Army promotes Maryland NG pilot to CW5
June 11, 2009
Against the backdrop of a U.S. Army UH-60 Blackhawk helicopter, a Maryland Army National Guard aviator was promoted May 21 to chief warrant officer 5, the highest warrant officer rank attainable.
Chief Warrant Officer 5 Daniel B. Chapman was promoted at Weide Army Heliport on the Edgewood Area of Aberdeen Proving Ground by Col. Charles Schulze, deputy chief of staff for Aviation for the MDARNG.
Chapman reached a milestone only a few Soldiers ever reach.
"As an Army officer, Dan has performed magnificently under difficult and demanding circumstances," Schulze said. "He is an officer we have all come to know, respect and rely upon."
Chapman graduated from Perry Hall High School in Baltimore County, and began his Army career in 1982. He entered Army Aviation in 1984 when he graduated from Warrant Officer Candidate School and Initial Entry Rotary Wing School at Fort Rucker, Ala.
Chapman is currently the Blackhawk standardization instructor pilot with Joint Forces Headquarters, Aviation.
During his career with the MDARNG, Chapman served as instrument flight examiner, aviation safety officer, operations officer, and he was the team leader in Tal Afar, Iraq, during a 15-month deployment with Detachment 1, 1159th Medical Evacuation Company from 2004 to 2006, providing support to the 3rd Armored Cavalry Regiment and 2-14 Cavalry of the 25th Infantry Division.
Chapman celebrated his promotion with his wife of 25 years, Sharon, and their three children - Bryan, Krystina and Zachary. Also in attendance were Chief Warrant Officer 5 Keith Harris, command chief warrant officer for the MDARNG, and about 150 Family members, friends and Soldiers.
"When Dan was six months old he went up with his Uncle Red in a two seated helicopter with the doors off -- and fell asleep," said Chapman's mother, Rosemary Chapman. "When they landed, his uncle said Dan would be a pilot someday."
Chapman's uncle was Rowland Roeloff, one of the first Federal Aviation Administration-licensed commercial rotary wing pilots in the country. He may be best known, according to Rosemary, for being the first helicopter pilot to be cited for illegally flying over the White House and Capitol Building in April 1948.
Chided as being "the consummate underachiever," Chapman has qualified in six Army airframes: the TH-55 (Osage), OH-6 (Cayuse), UH-1 (Iroquois), OH-58 (Kiowa), AH-1 (Cobra) and UH-60 (Blackhawk). He now hopes to attend the CH-47 (Chinook) qualification course to be familiar with all the airframes currently flown at Weide Army Heliport.
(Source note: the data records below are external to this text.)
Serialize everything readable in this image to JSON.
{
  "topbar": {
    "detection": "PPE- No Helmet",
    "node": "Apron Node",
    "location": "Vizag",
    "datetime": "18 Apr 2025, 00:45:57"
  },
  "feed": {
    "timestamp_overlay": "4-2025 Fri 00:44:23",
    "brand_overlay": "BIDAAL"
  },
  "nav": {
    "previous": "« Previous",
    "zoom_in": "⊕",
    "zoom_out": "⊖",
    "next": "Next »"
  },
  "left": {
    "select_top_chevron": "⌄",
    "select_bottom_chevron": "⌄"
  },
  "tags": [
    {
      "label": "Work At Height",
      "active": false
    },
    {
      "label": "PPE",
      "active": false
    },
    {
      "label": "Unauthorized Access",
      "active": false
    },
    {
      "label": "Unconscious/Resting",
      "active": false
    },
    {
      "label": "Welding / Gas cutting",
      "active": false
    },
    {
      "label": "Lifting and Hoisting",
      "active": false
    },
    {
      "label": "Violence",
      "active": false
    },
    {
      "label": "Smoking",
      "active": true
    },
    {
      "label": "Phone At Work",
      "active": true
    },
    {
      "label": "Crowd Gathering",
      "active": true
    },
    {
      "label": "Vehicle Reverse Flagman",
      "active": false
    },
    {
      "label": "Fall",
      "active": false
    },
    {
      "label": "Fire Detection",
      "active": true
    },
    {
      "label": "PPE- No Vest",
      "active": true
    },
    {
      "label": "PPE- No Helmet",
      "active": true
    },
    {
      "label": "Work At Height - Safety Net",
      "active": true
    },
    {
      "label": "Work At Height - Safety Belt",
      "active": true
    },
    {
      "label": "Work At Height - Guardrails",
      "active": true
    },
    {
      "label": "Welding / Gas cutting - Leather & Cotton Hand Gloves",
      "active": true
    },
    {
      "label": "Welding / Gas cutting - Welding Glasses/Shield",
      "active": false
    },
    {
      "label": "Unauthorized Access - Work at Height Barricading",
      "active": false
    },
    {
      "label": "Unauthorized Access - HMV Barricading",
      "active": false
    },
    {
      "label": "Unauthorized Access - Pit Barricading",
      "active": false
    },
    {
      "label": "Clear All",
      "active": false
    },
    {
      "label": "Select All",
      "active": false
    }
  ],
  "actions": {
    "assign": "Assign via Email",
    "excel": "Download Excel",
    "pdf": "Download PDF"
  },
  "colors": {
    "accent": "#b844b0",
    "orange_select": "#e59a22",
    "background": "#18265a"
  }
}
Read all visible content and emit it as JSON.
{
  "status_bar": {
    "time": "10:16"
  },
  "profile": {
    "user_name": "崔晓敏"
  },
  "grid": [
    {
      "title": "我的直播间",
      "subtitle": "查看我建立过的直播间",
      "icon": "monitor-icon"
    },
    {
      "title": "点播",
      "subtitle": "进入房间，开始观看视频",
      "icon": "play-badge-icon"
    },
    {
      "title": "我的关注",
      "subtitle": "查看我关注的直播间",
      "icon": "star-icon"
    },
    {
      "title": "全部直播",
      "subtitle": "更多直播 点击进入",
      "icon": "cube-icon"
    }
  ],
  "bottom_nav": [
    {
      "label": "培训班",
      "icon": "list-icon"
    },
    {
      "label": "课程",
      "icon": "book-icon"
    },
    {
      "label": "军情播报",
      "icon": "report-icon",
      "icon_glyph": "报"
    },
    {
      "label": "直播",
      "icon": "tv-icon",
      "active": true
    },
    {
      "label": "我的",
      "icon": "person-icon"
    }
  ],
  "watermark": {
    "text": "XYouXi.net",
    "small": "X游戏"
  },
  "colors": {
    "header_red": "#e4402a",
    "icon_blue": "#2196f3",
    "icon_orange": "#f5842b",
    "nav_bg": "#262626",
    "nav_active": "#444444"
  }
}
Chapman has piloted Army aircraft while conducting assorted cavalry scout, counter drug, attack, general support, air assault, and medical evacuation missions. Once he completes CH-47 training he will also be qualified for cargo missions.
He said he enjoyed flying the OH-6 best.
"It's a very maneuverable, single-pilot aircraft, and there is nothing like the freedom and excitement of the scout mission," he said.
No matter what aircraft he is flying, Chapman loves his job - and flying with the MDARNG.
"The ability to operate in three dimensions -- the speed of flying, the freedom, and flexibility to provide varied support to multiple missions -- that is what it is all about," he said. "I never take it for granted. I know I'm lucky, and God willing, I will be doing this for a long time."